- Japan Society for Occupational Health
- Environmental and Occupational Health Practice (ISSN:24344931)
- vol.2, no.1, pp.2020-0016-RA, 2020 (Released:2020-09-25)
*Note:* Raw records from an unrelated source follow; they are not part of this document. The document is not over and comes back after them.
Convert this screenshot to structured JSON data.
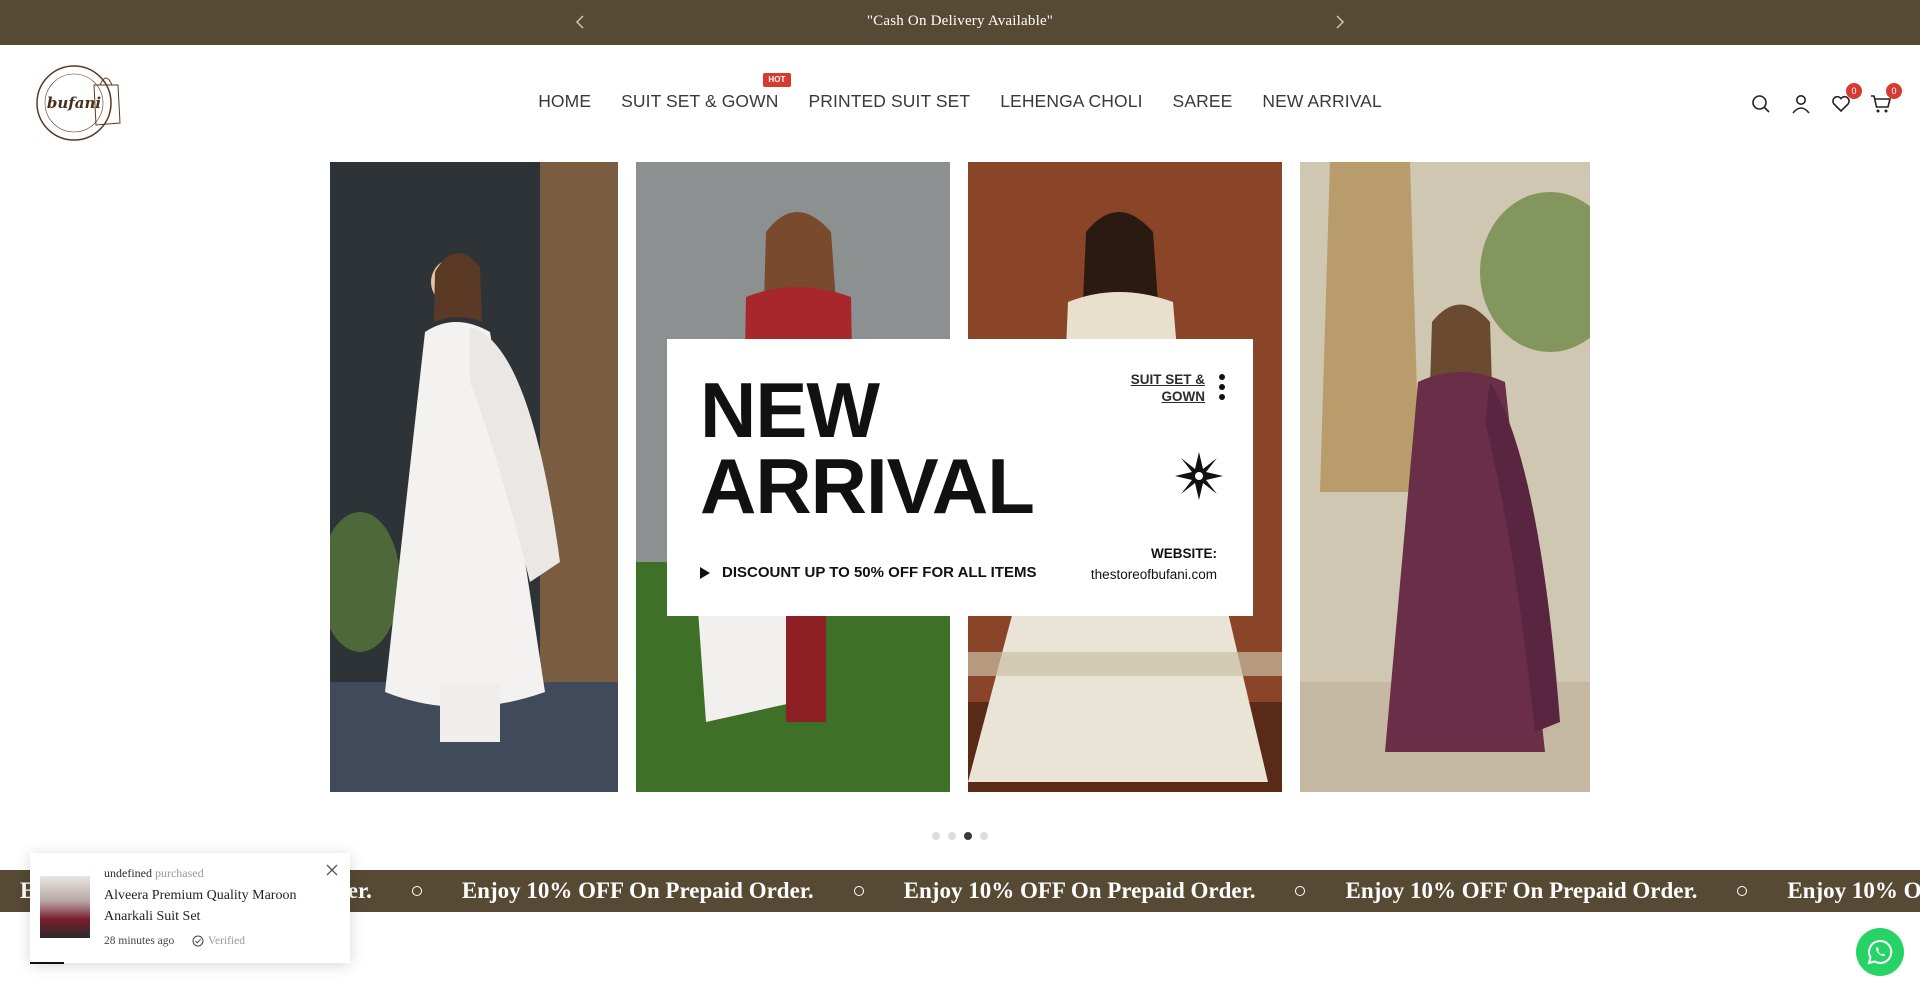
{
  "announcement": {
    "text": "\"Cash On Delivery Available\""
  },
  "logo": {
    "text": "bufani"
  },
  "nav": {
    "items": [
      {
        "label": "HOME"
      },
      {
        "label": "SUIT SET & GOWN",
        "badge": "HOT"
      },
      {
        "label": "PRINTED SUIT SET"
      },
      {
        "label": "LEHENGA CHOLI"
      },
      {
        "label": "SAREE"
      },
      {
        "label": "NEW ARRIVAL"
      }
    ]
  },
  "header_icons": {
    "wishlist_count": "0",
    "cart_count": "0"
  },
  "hero": {
    "title_line1": "NEW",
    "title_line2": "ARRIVAL",
    "category_link": "SUIT SET & GOWN",
    "discount_text": "DISCOUNT UP TO 50% OFF FOR ALL ITEMS",
    "website_label": "WEBSITE:",
    "website_value": "thestoreofbufani.com",
    "slide_count": 4,
    "active_slide": 3
  },
  "marquee": {
    "text": "Enjoy 10% OFF On Prepaid Order."
  },
  "sales_popup": {
    "buyer": "undefined",
    "verb": "purchased",
    "product": "Alveera Premium Quality Maroon Anarkali Suit Set",
    "time": "28 minutes ago",
    "verified": "Verified"
  },
  "colors": {
    "brand": "#574a34",
    "badge": "#d63b2f",
    "whatsapp": "#25d366"
  }
}
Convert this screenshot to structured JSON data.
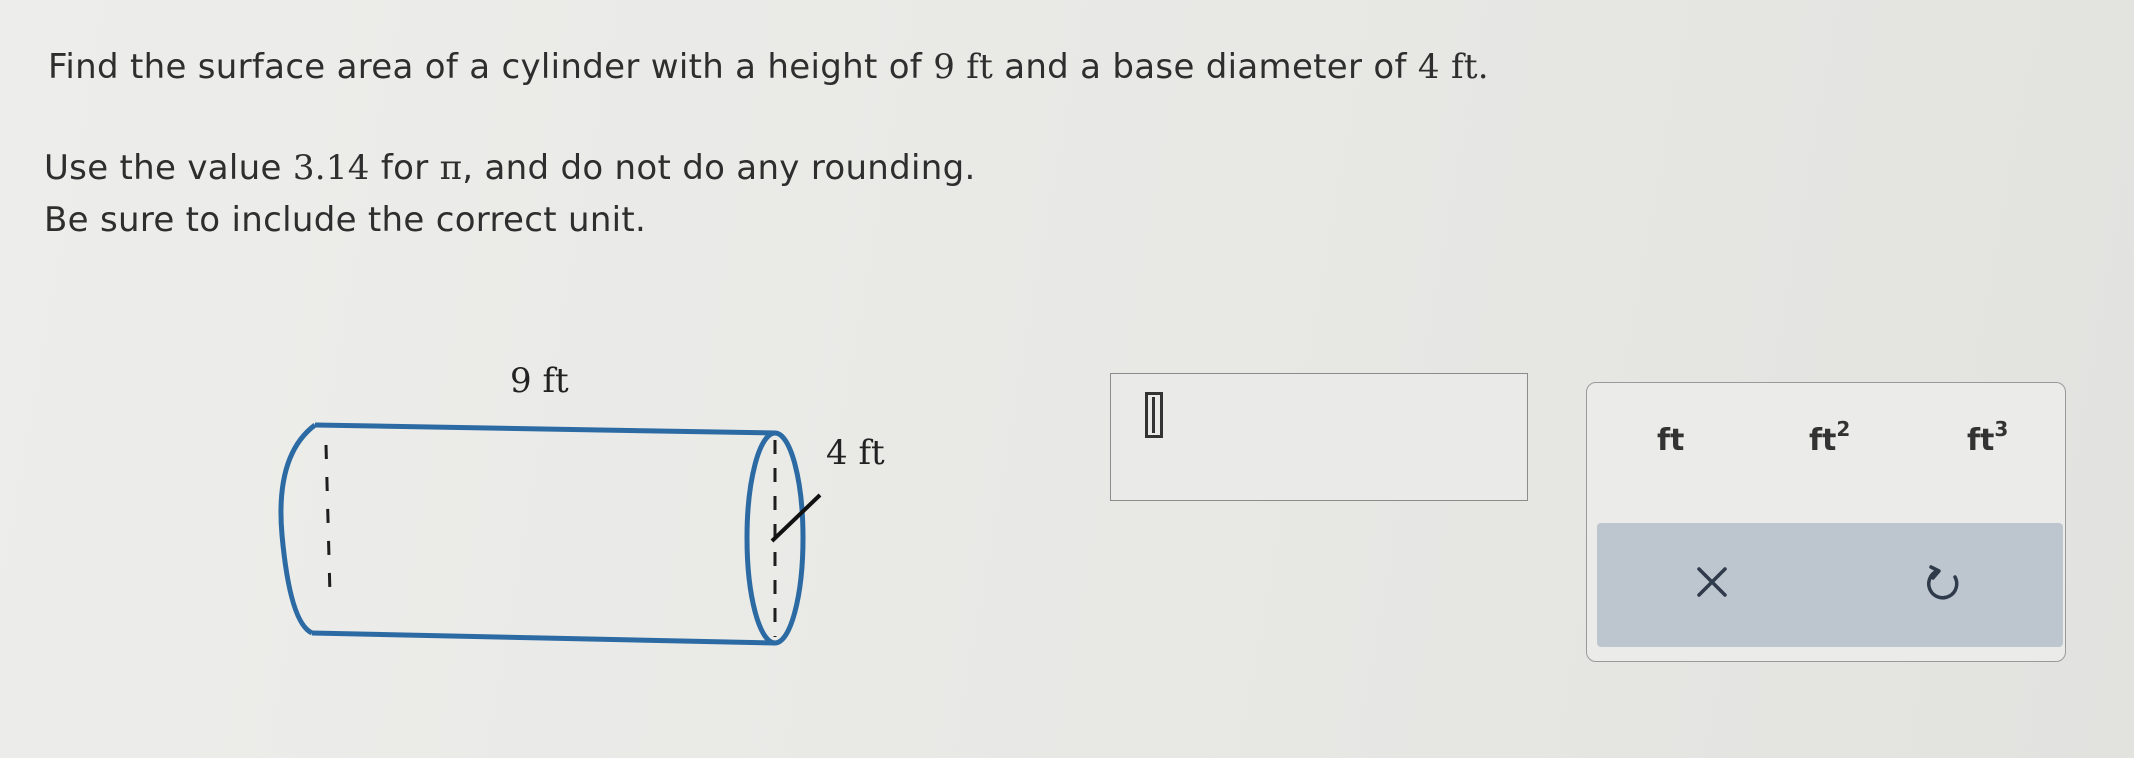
{
  "question": {
    "prefix": "Find the surface area of a cylinder with a height of ",
    "height_value": "9",
    "height_unit": "ft",
    "middle": " and a base diameter of ",
    "diameter_value": "4",
    "diameter_unit": "ft",
    "suffix": "."
  },
  "instructions": {
    "line1_prefix": "Use the value ",
    "pi_value": "3.14",
    "line1_middle": " for ",
    "pi_symbol": "π",
    "line1_suffix": ", and do not do any rounding.",
    "line2": "Be sure to include the correct unit."
  },
  "figure": {
    "height_label": "9 ft",
    "diameter_label": "4 ft"
  },
  "answer": {
    "value": ""
  },
  "units_panel": {
    "options": [
      {
        "base": "ft",
        "exponent": ""
      },
      {
        "base": "ft",
        "exponent": "2"
      },
      {
        "base": "ft",
        "exponent": "3"
      }
    ],
    "clear_icon": "x-icon",
    "undo_icon": "undo-icon"
  }
}
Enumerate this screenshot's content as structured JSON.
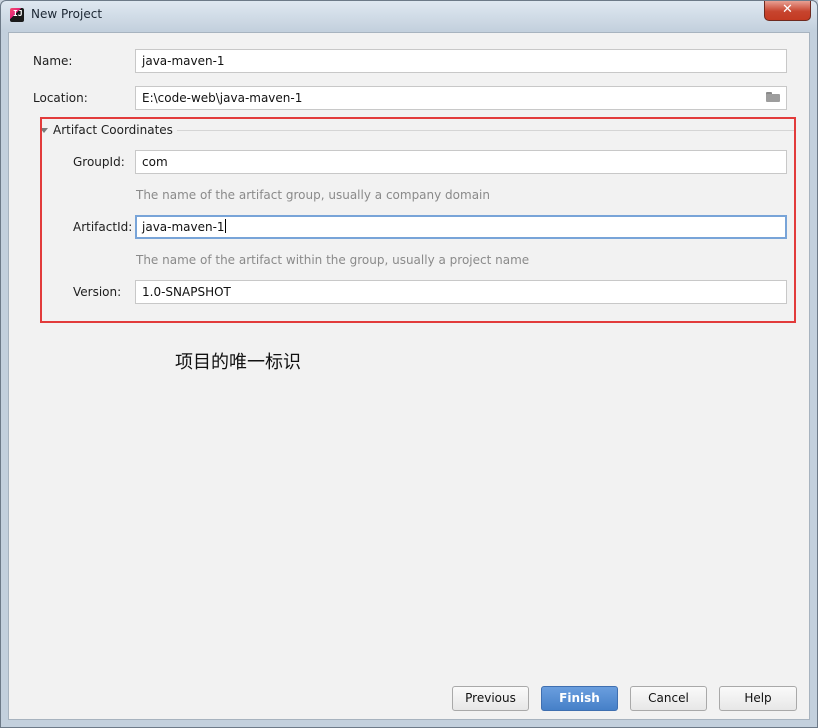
{
  "window": {
    "title": "New Project",
    "close_label": "✕"
  },
  "form": {
    "name_label": "Name:",
    "name_value": "java-maven-1",
    "location_label": "Location:",
    "location_value": "E:\\code-web\\java-maven-1"
  },
  "artifact": {
    "section_label": "Artifact Coordinates",
    "group_label": "GroupId:",
    "group_value": "com",
    "group_hint": "The name of the artifact group, usually a company domain",
    "artifact_label": "ArtifactId:",
    "artifact_value": "java-maven-1",
    "artifact_hint": "The name of the artifact within the group, usually a project name",
    "version_label": "Version:",
    "version_value": "1.0-SNAPSHOT"
  },
  "annotation": "项目的唯一标识",
  "buttons": {
    "previous": "Previous",
    "finish": "Finish",
    "cancel": "Cancel",
    "help": "Help"
  },
  "colors": {
    "annotation_box": "#e23b3b",
    "primary_button": "#4a84cc"
  }
}
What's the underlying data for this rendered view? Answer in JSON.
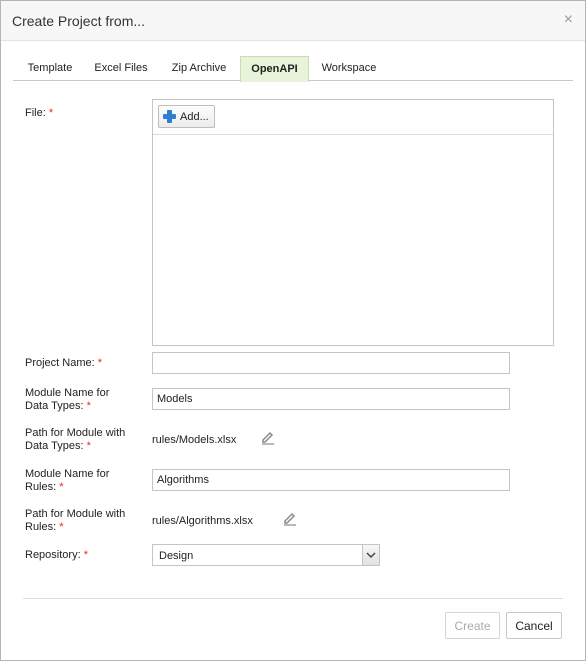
{
  "dialog": {
    "title": "Create Project from...",
    "close_glyph": "×"
  },
  "tabs": [
    {
      "label": "Template",
      "active": false
    },
    {
      "label": "Excel Files",
      "active": false
    },
    {
      "label": "Zip Archive",
      "active": false
    },
    {
      "label": "OpenAPI",
      "active": true
    },
    {
      "label": "Workspace",
      "active": false
    }
  ],
  "form": {
    "required_mark": "*",
    "file_label": "File:",
    "add_button_label": "Add...",
    "project_name_label": "Project Name:",
    "project_name_value": "",
    "module_data_types_label_1": "Module Name for",
    "module_data_types_label_2": "Data Types:",
    "module_data_types_value": "Models",
    "path_data_types_label_1": "Path for Module with",
    "path_data_types_label_2": "Data Types:",
    "path_data_types_value": "rules/Models.xlsx",
    "module_rules_label_1": "Module Name for",
    "module_rules_label_2": "Rules:",
    "module_rules_value": "Algorithms",
    "path_rules_label_1": "Path for Module with",
    "path_rules_label_2": "Rules:",
    "path_rules_value": "rules/Algorithms.xlsx",
    "repository_label": "Repository:",
    "repository_value": "Design"
  },
  "footer": {
    "create_label": "Create",
    "create_enabled": false,
    "cancel_label": "Cancel"
  },
  "colors": {
    "active_tab_bg": "#e8f4d9",
    "required": "#e22222",
    "add_icon": "#2f7fd1"
  },
  "icons": [
    "close-icon",
    "plus-icon",
    "pencil-icon",
    "chevron-down-icon"
  ]
}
Objective: While the workplace wellness program (WWP) has been widely provided around the world, there was little discussion of ethical issues around WWP. This article describes the overview of how ethical issues arise in WWP, and how practitioners, as well as employers, can mitigate these problems. Methods: The author reviewed the literature addressing the ethical issues around WWP and ethical analytic tools, potentially useful for practitioners to improve WWP from ethical perspectives. Results: The ethical issues in WWP were categorized based on the three principles in bioethics: the principle of autonomy, the principle of beneficence/non-maleficence, and the principle of justice. For each category, various ethical concerns have been discussed in previous research, such as autonomous decision-making under financial incentives, the importance of evidence-based intervention, unexpected consequences of health promotion programs, and disparities among workers under WWP. The author also identified several useful tools and approaches, which practitioners can utilize for improving WWP from ethical perspectives. Conclusion: The employers and practitioners are recommended to conduct ethical analysis with multiple stakeholders to improve their WWPs from ethical perspective during the process of program development and implementation.